That result indicates a need on the campus for students to become more aware of available services, with the job of increasing that awareness resting with IUPUC faculty and staff, Miles said.
“Beyond their physical safety, we are also working hard to create an environment where our students feel comfortable reaching out to faculty and staff to report and seek support in the event that they are the victims of any form of sexual or physical violence,” Miles said. “Additionally we are training our faculty and staff to be capable of receiving and referring such reports.”
IUPUC has developed a Compassionate Response team which has a dedicated group of faculty and staff members who are receiving voluntary training so campus officials can reach students where they are and respond appropriately, Miles said.
More than 280 students completed at least half the survey, which is about 19 percent of IUPUC’s student population, the university said.

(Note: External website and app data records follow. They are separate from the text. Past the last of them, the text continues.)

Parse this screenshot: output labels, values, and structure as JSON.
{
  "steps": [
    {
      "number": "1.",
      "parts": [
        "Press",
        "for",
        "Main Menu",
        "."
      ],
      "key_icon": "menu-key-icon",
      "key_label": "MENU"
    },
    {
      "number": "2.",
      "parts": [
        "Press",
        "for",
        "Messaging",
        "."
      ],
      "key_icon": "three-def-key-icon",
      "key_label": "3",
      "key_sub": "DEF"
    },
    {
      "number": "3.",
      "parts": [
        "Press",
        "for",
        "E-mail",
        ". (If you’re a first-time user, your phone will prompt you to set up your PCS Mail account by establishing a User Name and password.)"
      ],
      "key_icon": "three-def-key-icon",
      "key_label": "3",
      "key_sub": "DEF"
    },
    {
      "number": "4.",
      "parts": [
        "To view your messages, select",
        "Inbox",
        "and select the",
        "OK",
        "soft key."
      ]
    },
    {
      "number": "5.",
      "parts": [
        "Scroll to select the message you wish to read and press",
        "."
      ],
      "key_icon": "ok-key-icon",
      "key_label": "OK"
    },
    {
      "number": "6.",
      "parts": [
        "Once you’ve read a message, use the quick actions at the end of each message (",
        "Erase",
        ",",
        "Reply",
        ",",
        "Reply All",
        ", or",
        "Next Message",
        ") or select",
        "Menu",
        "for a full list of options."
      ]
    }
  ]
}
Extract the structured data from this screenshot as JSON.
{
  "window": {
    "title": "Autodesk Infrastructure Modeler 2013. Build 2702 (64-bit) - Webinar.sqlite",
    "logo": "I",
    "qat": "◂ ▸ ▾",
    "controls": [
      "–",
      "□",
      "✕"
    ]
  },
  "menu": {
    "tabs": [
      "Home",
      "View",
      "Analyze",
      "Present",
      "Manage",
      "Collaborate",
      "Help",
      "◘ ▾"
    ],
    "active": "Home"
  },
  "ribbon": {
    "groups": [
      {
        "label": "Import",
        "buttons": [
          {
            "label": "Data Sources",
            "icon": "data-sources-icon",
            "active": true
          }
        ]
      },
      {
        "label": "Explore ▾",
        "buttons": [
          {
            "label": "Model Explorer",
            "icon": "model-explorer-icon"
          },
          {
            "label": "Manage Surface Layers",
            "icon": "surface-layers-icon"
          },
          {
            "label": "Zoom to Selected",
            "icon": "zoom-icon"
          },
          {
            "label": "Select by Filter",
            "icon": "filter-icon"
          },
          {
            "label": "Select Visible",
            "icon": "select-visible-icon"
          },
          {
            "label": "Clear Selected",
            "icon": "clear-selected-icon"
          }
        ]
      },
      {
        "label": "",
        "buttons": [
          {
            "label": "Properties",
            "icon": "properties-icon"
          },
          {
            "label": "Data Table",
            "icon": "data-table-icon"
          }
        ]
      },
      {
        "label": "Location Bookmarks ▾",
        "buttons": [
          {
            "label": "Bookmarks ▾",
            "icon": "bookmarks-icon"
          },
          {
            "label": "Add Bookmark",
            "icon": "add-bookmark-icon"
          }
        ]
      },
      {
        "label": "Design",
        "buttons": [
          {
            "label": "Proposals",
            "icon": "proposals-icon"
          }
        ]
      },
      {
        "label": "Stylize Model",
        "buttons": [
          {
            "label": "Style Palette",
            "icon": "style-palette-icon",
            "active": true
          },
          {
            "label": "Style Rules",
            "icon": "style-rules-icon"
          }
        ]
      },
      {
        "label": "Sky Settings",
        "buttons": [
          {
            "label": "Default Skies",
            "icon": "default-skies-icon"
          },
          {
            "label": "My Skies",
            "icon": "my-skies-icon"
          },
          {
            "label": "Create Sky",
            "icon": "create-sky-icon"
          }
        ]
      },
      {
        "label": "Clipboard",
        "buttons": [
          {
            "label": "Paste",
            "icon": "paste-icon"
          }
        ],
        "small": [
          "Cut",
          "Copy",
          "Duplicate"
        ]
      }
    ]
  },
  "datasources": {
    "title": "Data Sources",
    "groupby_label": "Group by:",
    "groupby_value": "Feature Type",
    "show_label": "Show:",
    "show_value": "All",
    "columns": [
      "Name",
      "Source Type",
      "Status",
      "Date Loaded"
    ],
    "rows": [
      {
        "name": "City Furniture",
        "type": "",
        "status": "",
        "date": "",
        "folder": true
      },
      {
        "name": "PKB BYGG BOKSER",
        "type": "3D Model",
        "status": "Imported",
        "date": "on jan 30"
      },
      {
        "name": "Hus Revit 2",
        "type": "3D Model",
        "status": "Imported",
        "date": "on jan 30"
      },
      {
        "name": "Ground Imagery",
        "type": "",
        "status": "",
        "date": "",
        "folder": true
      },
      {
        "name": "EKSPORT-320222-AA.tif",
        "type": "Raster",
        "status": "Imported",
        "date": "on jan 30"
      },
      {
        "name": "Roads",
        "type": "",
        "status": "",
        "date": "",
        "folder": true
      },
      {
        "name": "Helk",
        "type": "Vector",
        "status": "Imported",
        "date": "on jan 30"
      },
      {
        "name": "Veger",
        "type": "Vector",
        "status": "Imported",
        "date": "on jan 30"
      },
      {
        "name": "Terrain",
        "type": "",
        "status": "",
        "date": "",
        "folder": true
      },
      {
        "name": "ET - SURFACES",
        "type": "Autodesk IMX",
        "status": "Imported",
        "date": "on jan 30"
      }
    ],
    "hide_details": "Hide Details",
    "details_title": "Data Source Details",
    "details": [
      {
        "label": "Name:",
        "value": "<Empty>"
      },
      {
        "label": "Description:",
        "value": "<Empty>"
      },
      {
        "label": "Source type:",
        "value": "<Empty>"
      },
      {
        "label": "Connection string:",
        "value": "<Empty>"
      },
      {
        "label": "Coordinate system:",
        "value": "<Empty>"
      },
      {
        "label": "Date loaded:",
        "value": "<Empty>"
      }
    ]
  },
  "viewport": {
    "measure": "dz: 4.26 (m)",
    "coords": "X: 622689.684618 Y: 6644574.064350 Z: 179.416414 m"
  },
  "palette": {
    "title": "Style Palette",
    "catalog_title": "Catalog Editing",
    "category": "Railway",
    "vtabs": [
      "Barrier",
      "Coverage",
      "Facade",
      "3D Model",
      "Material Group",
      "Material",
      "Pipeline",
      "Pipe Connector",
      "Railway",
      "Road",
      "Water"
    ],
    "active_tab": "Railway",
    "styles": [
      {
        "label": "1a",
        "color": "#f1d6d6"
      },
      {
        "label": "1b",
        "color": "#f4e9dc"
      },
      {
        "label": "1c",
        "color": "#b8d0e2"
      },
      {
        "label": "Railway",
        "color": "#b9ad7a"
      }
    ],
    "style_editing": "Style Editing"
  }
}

In all, more than 330 students completed some portion of the survey.
While all IU campuses distributed the survey, the results of each campus survey are being shared only with individual campuses and their communities, Miles said.
The results will be used to create programming and initiatives on campus, she said.
IUPUC, one of nine campuses that are part of the Indiana Coalition to End Sexual Assault, has shared its survey results with that organization, Miles said, and will also share it with Ivy Tech Community College, Columbus, its neighbor on the Columbus Learning Center campus.
IUPUC students, faculty and staff who are or become aware of a victim of any form of sexual assault, sexual harassment, or intimate partner violence are encouraged to contact Sandra Miles at 812-375-7525 or email@example.com as soon as possible.
To view IUPUC’s climate survey on sexual assault on campus, visit: